Although humble little Vác, sat north of Budapest between the rising foothills of the Carpathian ranges, remains a rare addition to any tourist itinerary in Hungary, it’s certainly got more than its fair share of worthy sights. On its central March 15 Square, just two streets away from the winding waterways of the River Danube, history oozes from every crack and crevice, from the ice-cream-coloured baroque mansions built by the passing Habsburgs, from the ancient remnants of Roman homes that lie in the middle and from the charming facades of the Dominican Church. Then there’s that unforgettable Cathedral building, looking lifted straight from the Aventine Hill in Rome.
There’s only really one reason travellers passing through this periphery of Budapest would stop to smell the roses, and it comes in the form of the opulent Royal Palace of Gödöllő. The one time home of Emperor Franz Joseph himself, it’s arguably one of the most exquisite remnants of Austrian influence in all of old Magyar. Decorated to the hilt with Baroque curls and filigrees like icing on an impossibly elaborate wedding cake. If you can linger a while to explore some of the other sites here, then do. Erzsébet Park throws out verdant avenues of hornbeam trees and beeches, and the Capuchin church boasts one gorgeous place amidst the woods in Máriabesnyő.
Just a stone’s throw from the bustling inner districts of Budapest, boho Szentendre bursts at the charming cobbled seams with more art galleries and independent craft shops than you can shake a bubbling bowl of paprika-infused goulash at. Its centre, a maze of stone-clad streets and shady alleyways illuminated by boughs of fairy lights and café candles, finds its focus on Fő tér, a charming square of low-rise houses and al fresco cafes that can be found awash with artsy types fresh from the contemporary galleries right throughout the summer.
The historic bulwark of the great Danube Bend is all about the drama. Draped impossibly over the verdant river banks, this masterwork of medieval fortification was the brainchild of King Béla IV, who determined to keep out the Mongol Hordes in the aftermath of a tumultuous 12th century for Hungary.
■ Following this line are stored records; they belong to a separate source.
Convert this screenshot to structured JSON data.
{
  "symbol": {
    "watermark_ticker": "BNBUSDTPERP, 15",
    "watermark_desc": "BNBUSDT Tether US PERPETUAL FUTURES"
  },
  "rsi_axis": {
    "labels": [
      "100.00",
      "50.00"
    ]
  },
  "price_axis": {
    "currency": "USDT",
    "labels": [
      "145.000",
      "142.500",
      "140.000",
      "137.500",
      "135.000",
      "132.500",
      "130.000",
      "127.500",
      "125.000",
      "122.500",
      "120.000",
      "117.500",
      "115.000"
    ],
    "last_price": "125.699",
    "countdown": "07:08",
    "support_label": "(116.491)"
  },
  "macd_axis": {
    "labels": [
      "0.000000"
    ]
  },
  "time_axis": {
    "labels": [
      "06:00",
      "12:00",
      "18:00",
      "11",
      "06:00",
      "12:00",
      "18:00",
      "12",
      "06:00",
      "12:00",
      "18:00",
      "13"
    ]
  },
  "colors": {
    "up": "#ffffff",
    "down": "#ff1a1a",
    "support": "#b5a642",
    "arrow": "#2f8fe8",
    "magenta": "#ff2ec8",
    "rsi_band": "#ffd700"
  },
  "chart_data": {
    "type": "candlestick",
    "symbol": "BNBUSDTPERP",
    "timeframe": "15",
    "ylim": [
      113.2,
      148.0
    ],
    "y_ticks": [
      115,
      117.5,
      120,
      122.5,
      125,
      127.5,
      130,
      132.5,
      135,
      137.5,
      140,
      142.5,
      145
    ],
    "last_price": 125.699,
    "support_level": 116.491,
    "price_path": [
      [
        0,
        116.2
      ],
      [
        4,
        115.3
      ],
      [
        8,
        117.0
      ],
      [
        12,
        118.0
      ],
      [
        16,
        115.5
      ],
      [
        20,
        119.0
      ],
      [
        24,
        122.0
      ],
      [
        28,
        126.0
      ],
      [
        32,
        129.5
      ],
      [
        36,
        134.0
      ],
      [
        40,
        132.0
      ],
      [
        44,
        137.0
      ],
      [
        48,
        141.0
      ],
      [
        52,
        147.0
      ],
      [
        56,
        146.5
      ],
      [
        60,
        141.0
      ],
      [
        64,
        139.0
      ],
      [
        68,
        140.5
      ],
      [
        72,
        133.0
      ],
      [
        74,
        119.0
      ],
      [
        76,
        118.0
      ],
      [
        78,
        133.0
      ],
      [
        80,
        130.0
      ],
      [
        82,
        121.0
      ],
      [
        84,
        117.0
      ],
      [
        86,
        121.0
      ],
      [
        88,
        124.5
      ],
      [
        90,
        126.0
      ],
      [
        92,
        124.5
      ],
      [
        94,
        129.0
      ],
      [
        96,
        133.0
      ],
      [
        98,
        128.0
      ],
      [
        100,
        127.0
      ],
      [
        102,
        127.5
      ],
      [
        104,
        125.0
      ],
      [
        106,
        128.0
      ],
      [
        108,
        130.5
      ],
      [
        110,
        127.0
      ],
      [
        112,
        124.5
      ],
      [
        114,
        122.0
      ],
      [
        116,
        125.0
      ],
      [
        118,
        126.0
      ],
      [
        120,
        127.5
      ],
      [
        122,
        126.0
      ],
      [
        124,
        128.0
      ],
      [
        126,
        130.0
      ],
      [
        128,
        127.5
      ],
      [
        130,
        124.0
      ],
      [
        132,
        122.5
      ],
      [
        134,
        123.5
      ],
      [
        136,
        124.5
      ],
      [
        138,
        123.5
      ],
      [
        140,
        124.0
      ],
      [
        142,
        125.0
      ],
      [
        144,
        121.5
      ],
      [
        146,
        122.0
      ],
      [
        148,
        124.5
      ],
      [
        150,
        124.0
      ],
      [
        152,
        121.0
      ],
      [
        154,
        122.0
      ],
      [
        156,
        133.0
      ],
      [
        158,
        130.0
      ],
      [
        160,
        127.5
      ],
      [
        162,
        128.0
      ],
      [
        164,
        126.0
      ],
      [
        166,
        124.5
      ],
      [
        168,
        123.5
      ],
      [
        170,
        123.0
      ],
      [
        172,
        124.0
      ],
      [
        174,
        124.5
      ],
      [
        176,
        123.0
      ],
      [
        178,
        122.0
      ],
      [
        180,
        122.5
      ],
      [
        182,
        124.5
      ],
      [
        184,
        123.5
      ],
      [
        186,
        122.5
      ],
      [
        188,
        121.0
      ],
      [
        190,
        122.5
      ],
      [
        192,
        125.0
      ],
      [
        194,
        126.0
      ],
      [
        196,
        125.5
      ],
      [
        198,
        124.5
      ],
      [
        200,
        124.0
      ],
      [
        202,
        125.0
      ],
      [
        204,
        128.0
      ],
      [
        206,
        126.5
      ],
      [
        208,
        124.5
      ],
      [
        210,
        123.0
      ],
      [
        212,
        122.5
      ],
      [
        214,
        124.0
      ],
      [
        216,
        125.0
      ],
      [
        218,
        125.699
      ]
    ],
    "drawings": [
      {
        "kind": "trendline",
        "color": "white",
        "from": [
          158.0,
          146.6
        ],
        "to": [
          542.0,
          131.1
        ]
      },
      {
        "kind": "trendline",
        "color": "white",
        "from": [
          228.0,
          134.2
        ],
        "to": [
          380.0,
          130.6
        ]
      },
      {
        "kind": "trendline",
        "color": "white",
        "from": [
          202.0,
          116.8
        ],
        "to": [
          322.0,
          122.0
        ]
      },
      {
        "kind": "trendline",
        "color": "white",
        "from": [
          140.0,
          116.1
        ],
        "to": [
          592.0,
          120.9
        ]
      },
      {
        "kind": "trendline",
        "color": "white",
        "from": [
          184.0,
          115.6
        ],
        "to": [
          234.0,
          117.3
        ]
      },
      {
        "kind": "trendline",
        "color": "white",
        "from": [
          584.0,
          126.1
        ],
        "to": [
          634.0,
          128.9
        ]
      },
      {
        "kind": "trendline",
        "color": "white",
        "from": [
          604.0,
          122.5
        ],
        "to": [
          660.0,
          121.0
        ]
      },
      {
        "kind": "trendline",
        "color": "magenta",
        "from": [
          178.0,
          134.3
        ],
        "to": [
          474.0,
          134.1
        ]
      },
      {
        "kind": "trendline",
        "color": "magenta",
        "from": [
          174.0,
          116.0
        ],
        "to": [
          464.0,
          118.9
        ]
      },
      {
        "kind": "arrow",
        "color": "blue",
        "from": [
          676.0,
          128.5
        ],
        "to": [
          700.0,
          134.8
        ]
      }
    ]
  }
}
In subsequent centuries extra keeps and palaces and sprawling sets of palisades were added by the likes of Matthias Corvinus and Sigismund of Luxemburg, while an exquisite royal palace complex sits below, awash with Renaissance, Franciscan and Gothic styles.
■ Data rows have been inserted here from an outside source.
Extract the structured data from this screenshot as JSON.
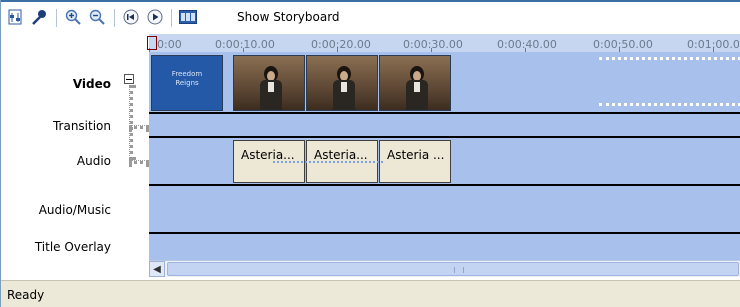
{
  "toolbar": {
    "buttons": [
      {
        "icon": "set-audio-levels-icon"
      },
      {
        "icon": "narrate-timeline-icon"
      },
      {
        "icon": "zoom-in-icon"
      },
      {
        "icon": "zoom-out-icon"
      },
      {
        "icon": "rewind-icon"
      },
      {
        "icon": "play-icon"
      },
      {
        "icon": "storyboard-icon"
      }
    ],
    "storyboard_label": "Show Storyboard"
  },
  "ruler": {
    "labels": [
      "0:00",
      "0:00:10.00",
      "0:00:20.00",
      "0:00:30.00",
      "0:00:40.00",
      "0:00:50.00",
      "0:01:00.0"
    ]
  },
  "tracks": {
    "video": "Video",
    "transition": "Transition",
    "audio": "Audio",
    "audio_music": "Audio/Music",
    "title_overlay": "Title Overlay"
  },
  "video_clips": [
    {
      "type": "title",
      "text_line1": "Freedom",
      "text_line2": "Reigns"
    },
    {
      "type": "thumbnail"
    },
    {
      "type": "thumbnail"
    },
    {
      "type": "thumbnail"
    }
  ],
  "audio_clips": [
    {
      "label": "Asteria..."
    },
    {
      "label": "Asteria..."
    },
    {
      "label": "Asteria ..."
    }
  ],
  "status": {
    "text": "Ready"
  },
  "colors": {
    "track_background": "#a8c0ec",
    "ruler_background": "#c7d6f0",
    "title_clip": "#2459a8",
    "statusbar": "#ece9d8"
  }
}
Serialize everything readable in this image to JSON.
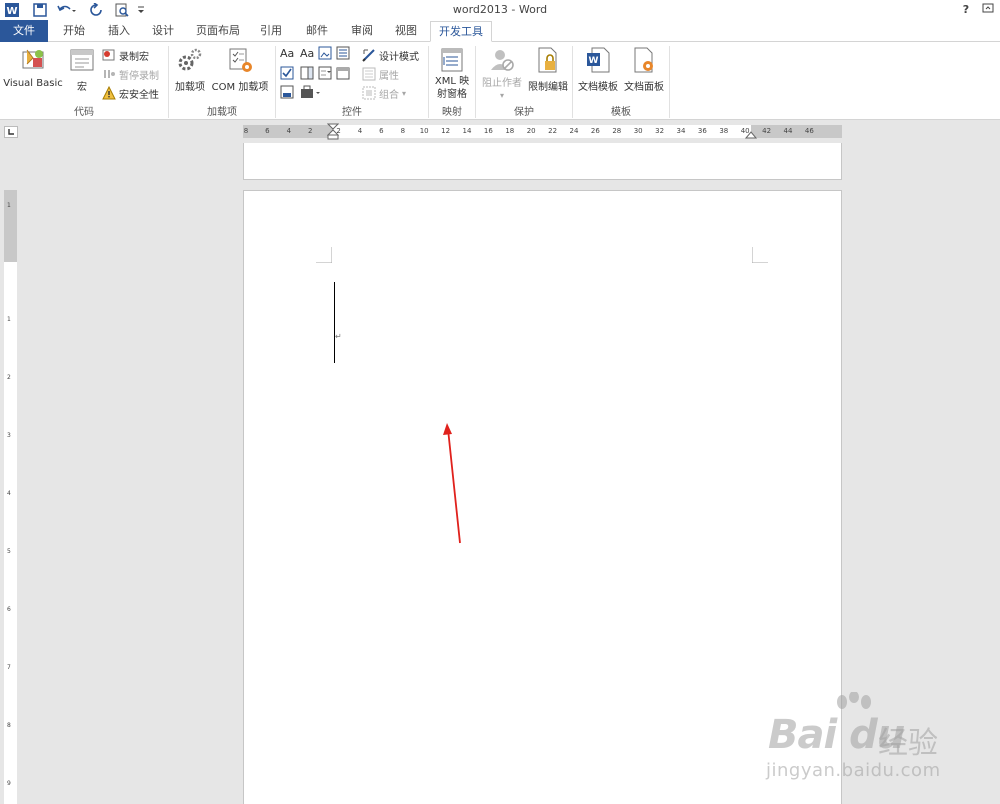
{
  "window": {
    "title": "word2013 - Word",
    "help": "?",
    "restore": "⊡"
  },
  "quick_access": [
    "word-icon",
    "save-icon",
    "undo-icon",
    "redo-icon",
    "print-preview-icon",
    "customize-qat-icon"
  ],
  "tabs": [
    {
      "label": "文件"
    },
    {
      "label": "开始"
    },
    {
      "label": "插入"
    },
    {
      "label": "设计"
    },
    {
      "label": "页面布局"
    },
    {
      "label": "引用"
    },
    {
      "label": "邮件"
    },
    {
      "label": "审阅"
    },
    {
      "label": "视图"
    },
    {
      "label": "开发工具",
      "active": true
    }
  ],
  "ribbon": {
    "code": {
      "label": "代码",
      "visual_basic": "Visual Basic",
      "macros": "宏",
      "record_macro": "录制宏",
      "pause_recording": "暂停录制",
      "macro_security": "宏安全性"
    },
    "addins": {
      "label": "加载项",
      "addins": "加载项",
      "com_addins": "COM 加载项"
    },
    "controls": {
      "label": "控件",
      "design_mode": "设计模式",
      "properties": "属性",
      "group": "组合"
    },
    "mapping": {
      "label": "映射",
      "xml_line1": "XML 映",
      "xml_line2": "射窗格"
    },
    "protect": {
      "label": "保护",
      "block_authors": "阻止作者",
      "restrict_editing": "限制编辑"
    },
    "templates": {
      "label": "模板",
      "document_template": "文档模板",
      "document_panel": "文档面板"
    }
  },
  "ruler": {
    "horizontal_ticks": [
      "8",
      "6",
      "4",
      "2",
      "2",
      "4",
      "6",
      "8",
      "10",
      "12",
      "14",
      "16",
      "18",
      "20",
      "22",
      "24",
      "26",
      "28",
      "30",
      "32",
      "34",
      "36",
      "38",
      "40",
      "42",
      "44",
      "46"
    ],
    "vertical_ticks": [
      "1",
      "1",
      "2",
      "3",
      "4",
      "5",
      "6",
      "7",
      "8",
      "9"
    ]
  },
  "document": {
    "paragraph_mark": "↵"
  },
  "watermark": {
    "logo": "Bai du",
    "jingyan": "经验",
    "url": "jingyan.baidu.com"
  },
  "colors": {
    "accent": "#2b579a",
    "annotation_arrow": "#e0211c"
  }
}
Rustic little Hollókő has held a coveted UNESCO World Heritage title since 1987. It was crowned for its enchanting wealth of brick and whitewashed homes, all half-timbered, clad in rough-hewn masonry and dressed in a lush covering of traditional hanging baskets, doing well to reflect the original styles of pre-industrial settlement building in this section of Central Europe. What’s more, the surrounding ridges of the Cserhát Mountains make for one truly breath-taking setting, while the lonely, melancholic tower of the shingled church is just asking to be photographed.